━━━ Task material

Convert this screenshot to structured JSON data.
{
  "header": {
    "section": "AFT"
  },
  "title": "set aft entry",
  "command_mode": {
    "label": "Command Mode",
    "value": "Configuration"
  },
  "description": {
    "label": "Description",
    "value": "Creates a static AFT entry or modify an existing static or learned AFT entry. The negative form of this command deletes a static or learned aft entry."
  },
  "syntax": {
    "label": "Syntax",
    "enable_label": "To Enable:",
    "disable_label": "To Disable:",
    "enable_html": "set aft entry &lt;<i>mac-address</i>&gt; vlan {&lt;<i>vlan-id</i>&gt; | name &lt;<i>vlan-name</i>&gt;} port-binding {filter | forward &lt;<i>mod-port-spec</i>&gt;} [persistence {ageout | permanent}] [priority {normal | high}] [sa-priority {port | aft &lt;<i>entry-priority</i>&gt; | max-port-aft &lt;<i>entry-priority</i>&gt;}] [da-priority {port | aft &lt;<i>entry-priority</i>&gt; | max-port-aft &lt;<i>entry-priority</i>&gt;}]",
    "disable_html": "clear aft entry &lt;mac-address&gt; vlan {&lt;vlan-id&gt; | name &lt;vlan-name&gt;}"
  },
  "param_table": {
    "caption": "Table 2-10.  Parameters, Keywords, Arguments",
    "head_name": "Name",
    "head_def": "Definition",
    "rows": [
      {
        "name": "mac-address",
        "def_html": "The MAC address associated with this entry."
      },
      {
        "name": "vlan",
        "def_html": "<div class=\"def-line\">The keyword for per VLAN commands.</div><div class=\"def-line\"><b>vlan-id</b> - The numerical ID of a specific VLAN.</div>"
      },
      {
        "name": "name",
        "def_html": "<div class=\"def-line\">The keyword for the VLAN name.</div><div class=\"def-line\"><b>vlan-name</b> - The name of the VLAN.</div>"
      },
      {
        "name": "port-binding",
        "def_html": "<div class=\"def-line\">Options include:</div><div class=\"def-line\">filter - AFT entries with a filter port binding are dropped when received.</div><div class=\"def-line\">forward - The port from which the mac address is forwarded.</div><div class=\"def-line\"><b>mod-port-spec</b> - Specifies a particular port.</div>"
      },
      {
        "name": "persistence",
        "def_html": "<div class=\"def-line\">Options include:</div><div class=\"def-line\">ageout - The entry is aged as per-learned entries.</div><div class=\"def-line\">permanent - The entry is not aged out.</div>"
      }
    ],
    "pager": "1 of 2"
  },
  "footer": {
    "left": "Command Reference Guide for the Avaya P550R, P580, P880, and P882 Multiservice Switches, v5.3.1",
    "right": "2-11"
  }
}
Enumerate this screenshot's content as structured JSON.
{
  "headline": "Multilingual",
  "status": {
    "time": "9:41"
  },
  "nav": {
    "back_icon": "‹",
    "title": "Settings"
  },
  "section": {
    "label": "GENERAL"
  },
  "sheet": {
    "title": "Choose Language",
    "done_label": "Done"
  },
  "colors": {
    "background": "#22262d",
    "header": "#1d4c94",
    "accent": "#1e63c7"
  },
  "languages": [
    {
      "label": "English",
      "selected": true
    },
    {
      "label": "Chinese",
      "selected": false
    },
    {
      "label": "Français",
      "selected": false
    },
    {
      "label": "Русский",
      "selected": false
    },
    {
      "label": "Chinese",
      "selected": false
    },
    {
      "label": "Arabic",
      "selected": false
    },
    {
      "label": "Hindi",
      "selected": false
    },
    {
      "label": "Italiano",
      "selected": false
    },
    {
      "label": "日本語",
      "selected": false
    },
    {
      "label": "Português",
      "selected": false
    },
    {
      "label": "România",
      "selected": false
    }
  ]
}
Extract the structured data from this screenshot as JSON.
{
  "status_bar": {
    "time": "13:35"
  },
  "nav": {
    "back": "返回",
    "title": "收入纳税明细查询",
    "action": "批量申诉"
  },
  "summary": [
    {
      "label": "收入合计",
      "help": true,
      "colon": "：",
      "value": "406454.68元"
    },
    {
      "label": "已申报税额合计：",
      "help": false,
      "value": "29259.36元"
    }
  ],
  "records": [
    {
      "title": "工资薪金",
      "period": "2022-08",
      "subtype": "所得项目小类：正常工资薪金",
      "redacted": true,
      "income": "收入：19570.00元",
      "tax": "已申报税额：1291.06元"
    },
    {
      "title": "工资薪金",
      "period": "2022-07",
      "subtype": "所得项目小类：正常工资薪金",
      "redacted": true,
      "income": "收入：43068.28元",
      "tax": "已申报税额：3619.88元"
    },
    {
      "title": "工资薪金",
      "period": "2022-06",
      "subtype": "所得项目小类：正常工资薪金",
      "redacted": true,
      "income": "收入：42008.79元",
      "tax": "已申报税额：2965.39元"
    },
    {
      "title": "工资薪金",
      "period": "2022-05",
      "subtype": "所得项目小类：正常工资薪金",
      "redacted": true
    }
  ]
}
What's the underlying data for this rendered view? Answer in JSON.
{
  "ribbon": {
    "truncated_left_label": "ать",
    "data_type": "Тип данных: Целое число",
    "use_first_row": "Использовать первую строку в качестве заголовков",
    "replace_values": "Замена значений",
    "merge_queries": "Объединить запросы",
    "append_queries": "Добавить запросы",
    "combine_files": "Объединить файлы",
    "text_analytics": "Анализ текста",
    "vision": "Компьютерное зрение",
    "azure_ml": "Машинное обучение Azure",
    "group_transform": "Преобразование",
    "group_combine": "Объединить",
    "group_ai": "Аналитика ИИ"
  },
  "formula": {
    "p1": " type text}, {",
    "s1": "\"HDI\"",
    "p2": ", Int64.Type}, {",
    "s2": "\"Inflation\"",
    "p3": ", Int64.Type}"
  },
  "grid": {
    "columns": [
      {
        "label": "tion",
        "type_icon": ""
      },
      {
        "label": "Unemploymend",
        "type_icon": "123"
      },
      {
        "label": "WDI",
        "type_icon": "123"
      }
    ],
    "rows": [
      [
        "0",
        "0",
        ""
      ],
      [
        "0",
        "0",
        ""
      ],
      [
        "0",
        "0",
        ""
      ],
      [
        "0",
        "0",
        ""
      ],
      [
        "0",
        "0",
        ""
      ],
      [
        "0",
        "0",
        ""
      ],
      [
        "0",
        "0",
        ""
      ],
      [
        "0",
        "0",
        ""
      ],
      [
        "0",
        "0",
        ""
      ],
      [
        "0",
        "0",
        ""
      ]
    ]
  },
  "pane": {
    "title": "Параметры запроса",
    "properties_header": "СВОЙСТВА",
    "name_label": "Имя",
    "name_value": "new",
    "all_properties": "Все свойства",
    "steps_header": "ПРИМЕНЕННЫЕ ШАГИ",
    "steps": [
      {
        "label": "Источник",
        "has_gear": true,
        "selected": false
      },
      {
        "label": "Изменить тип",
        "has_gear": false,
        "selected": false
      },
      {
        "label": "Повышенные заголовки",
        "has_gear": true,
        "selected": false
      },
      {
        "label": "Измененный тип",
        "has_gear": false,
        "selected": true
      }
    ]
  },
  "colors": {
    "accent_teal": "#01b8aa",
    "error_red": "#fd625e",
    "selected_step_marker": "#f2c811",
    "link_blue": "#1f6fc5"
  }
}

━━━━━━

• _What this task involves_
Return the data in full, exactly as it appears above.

• _Written answer_
Convert this screenshot to structured JSON data.
{
  "header": {
    "section": "AFT"
  },
  "title": "set aft entry",
  "command_mode": {
    "label": "Command Mode",
    "value": "Configuration"
  },
  "description": {
    "label": "Description",
    "value": "Creates a static AFT entry or modify an existing static or learned AFT entry. The negative form of this command deletes a static or learned aft entry."
  },
  "syntax": {
    "label": "Syntax",
    "enable_label": "To Enable:",
    "disable_label": "To Disable:",
    "enable_html": "set aft entry &lt;<i>mac-address</i>&gt; vlan {&lt;<i>vlan-id</i>&gt; | name &lt;<i>vlan-name</i>&gt;} port-binding {filter | forward &lt;<i>mod-port-spec</i>&gt;} [persistence {ageout | permanent}] [priority {normal | high}] [sa-priority {port | aft &lt;<i>entry-priority</i>&gt; | max-port-aft &lt;<i>entry-priority</i>&gt;}] [da-priority {port | aft &lt;<i>entry-priority</i>&gt; | max-port-aft &lt;<i>entry-priority</i>&gt;}]",
    "disable_html": "clear aft entry &lt;mac-address&gt; vlan {&lt;vlan-id&gt; | name &lt;vlan-name&gt;}"
  },
  "param_table": {
    "caption": "Table 2-10.  Parameters, Keywords, Arguments",
    "head_name": "Name",
    "head_def": "Definition",
    "rows": [
      {
        "name": "mac-address",
        "def_html": "The MAC address associated with this entry."
      },
      {
        "name": "vlan",
        "def_html": "<div class=\"def-line\">The keyword for per VLAN commands.</div><div class=\"def-line\"><b>vlan-id</b> - The numerical ID of a specific VLAN.</div>"
      },
      {
        "name": "name",
        "def_html": "<div class=\"def-line\">The keyword for the VLAN name.</div><div class=\"def-line\"><b>vlan-name</b> - The name of the VLAN.</div>"
      },
      {
        "name": "port-binding",
        "def_html": "<div class=\"def-line\">Options include:</div><div class=\"def-line\">filter - AFT entries with a filter port binding are dropped when received.</div><div class=\"def-line\">forward - The port from which the mac address is forwarded.</div><div class=\"def-line\"><b>mod-port-spec</b> - Specifies a particular port.</div>"
      },
      {
        "name": "persistence",
        "def_html": "<div class=\"def-line\">Options include:</div><div class=\"def-line\">ageout - The entry is aged as per-learned entries.</div><div class=\"def-line\">permanent - The entry is not aged out.</div>"
      }
    ],
    "pager": "1 of 2"
  },
  "footer": {
    "left": "Command Reference Guide for the Avaya P550R, P580, P880, and P882 Multiservice Switches, v5.3.1",
    "right": "2-11"
  }
}
Enumerate this screenshot's content as structured JSON.
{
  "headline": "Multilingual",
  "status": {
    "time": "9:41"
  },
  "nav": {
    "back_icon": "‹",
    "title": "Settings"
  },
  "section": {
    "label": "GENERAL"
  },
  "sheet": {
    "title": "Choose Language",
    "done_label": "Done"
  },
  "colors": {
    "background": "#22262d",
    "header": "#1d4c94",
    "accent": "#1e63c7"
  },
  "languages": [
    {
      "label": "English",
      "selected": true
    },
    {
      "label": "Chinese",
      "selected": false
    },
    {
      "label": "Français",
      "selected": false
    },
    {
      "label": "Русский",
      "selected": false
    },
    {
      "label": "Chinese",
      "selected": false
    },
    {
      "label": "Arabic",
      "selected": false
    },
    {
      "label": "Hindi",
      "selected": false
    },
    {
      "label": "Italiano",
      "selected": false
    },
    {
      "label": "日本語",
      "selected": false
    },
    {
      "label": "Português",
      "selected": false
    },
    {
      "label": "România",
      "selected": false
    }
  ]
}
Extract the structured data from this screenshot as JSON.
{
  "status_bar": {
    "time": "13:35"
  },
  "nav": {
    "back": "返回",
    "title": "收入纳税明细查询",
    "action": "批量申诉"
  },
  "summary": [
    {
      "label": "收入合计",
      "help": true,
      "colon": "：",
      "value": "406454.68元"
    },
    {
      "label": "已申报税额合计：",
      "help": false,
      "value": "29259.36元"
    }
  ],
  "records": [
    {
      "title": "工资薪金",
      "period": "2022-08",
      "subtype": "所得项目小类：正常工资薪金",
      "redacted": true,
      "income": "收入：19570.00元",
      "tax": "已申报税额：1291.06元"
    },
    {
      "title": "工资薪金",
      "period": "2022-07",
      "subtype": "所得项目小类：正常工资薪金",
      "redacted": true,
      "income": "收入：43068.28元",
      "tax": "已申报税额：3619.88元"
    },
    {
      "title": "工资薪金",
      "period": "2022-06",
      "subtype": "所得项目小类：正常工资薪金",
      "redacted": true,
      "income": "收入：42008.79元",
      "tax": "已申报税额：2965.39元"
    },
    {
      "title": "工资薪金",
      "period": "2022-05",
      "subtype": "所得项目小类：正常工资薪金",
      "redacted": true
    }
  ]
}
What's the underlying data for this rendered view? Answer in JSON.
{
  "ribbon": {
    "truncated_left_label": "ать",
    "data_type": "Тип данных: Целое число",
    "use_first_row": "Использовать первую строку в качестве заголовков",
    "replace_values": "Замена значений",
    "merge_queries": "Объединить запросы",
    "append_queries": "Добавить запросы",
    "combine_files": "Объединить файлы",
    "text_analytics": "Анализ текста",
    "vision": "Компьютерное зрение",
    "azure_ml": "Машинное обучение Azure",
    "group_transform": "Преобразование",
    "group_combine": "Объединить",
    "group_ai": "Аналитика ИИ"
  },
  "formula": {
    "p1": " type text}, {",
    "s1": "\"HDI\"",
    "p2": ", Int64.Type}, {",
    "s2": "\"Inflation\"",
    "p3": ", Int64.Type}"
  },
  "grid": {
    "columns": [
      {
        "label": "tion",
        "type_icon": ""
      },
      {
        "label": "Unemploymend",
        "type_icon": "123"
      },
      {
        "label": "WDI",
        "type_icon": "123"
      }
    ],
    "rows": [
      [
        "0",
        "0",
        ""
      ],
      [
        "0",
        "0",
        ""
      ],
      [
        "0",
        "0",
        ""
      ],
      [
        "0",
        "0",
        ""
      ],
      [
        "0",
        "0",
        ""
      ],
      [
        "0",
        "0",
        ""
      ],
      [
        "0",
        "0",
        ""
      ],
      [
        "0",
        "0",
        ""
      ],
      [
        "0",
        "0",
        ""
      ],
      [
        "0",
        "0",
        ""
      ]
    ]
  },
  "pane": {
    "title": "Параметры запроса",
    "properties_header": "СВОЙСТВА",
    "name_label": "Имя",
    "name_value": "new",
    "all_properties": "Все свойства",
    "steps_header": "ПРИМЕНЕННЫЕ ШАГИ",
    "steps": [
      {
        "label": "Источник",
        "has_gear": true,
        "selected": false
      },
      {
        "label": "Изменить тип",
        "has_gear": false,
        "selected": false
      },
      {
        "label": "Повышенные заголовки",
        "has_gear": true,
        "selected": false
      },
      {
        "label": "Измененный тип",
        "has_gear": false,
        "selected": true
      }
    ]
  },
  "colors": {
    "accent_teal": "#01b8aa",
    "error_red": "#fd625e",
    "selected_step_marker": "#f2c811",
    "link_blue": "#1f6fc5"
  }
}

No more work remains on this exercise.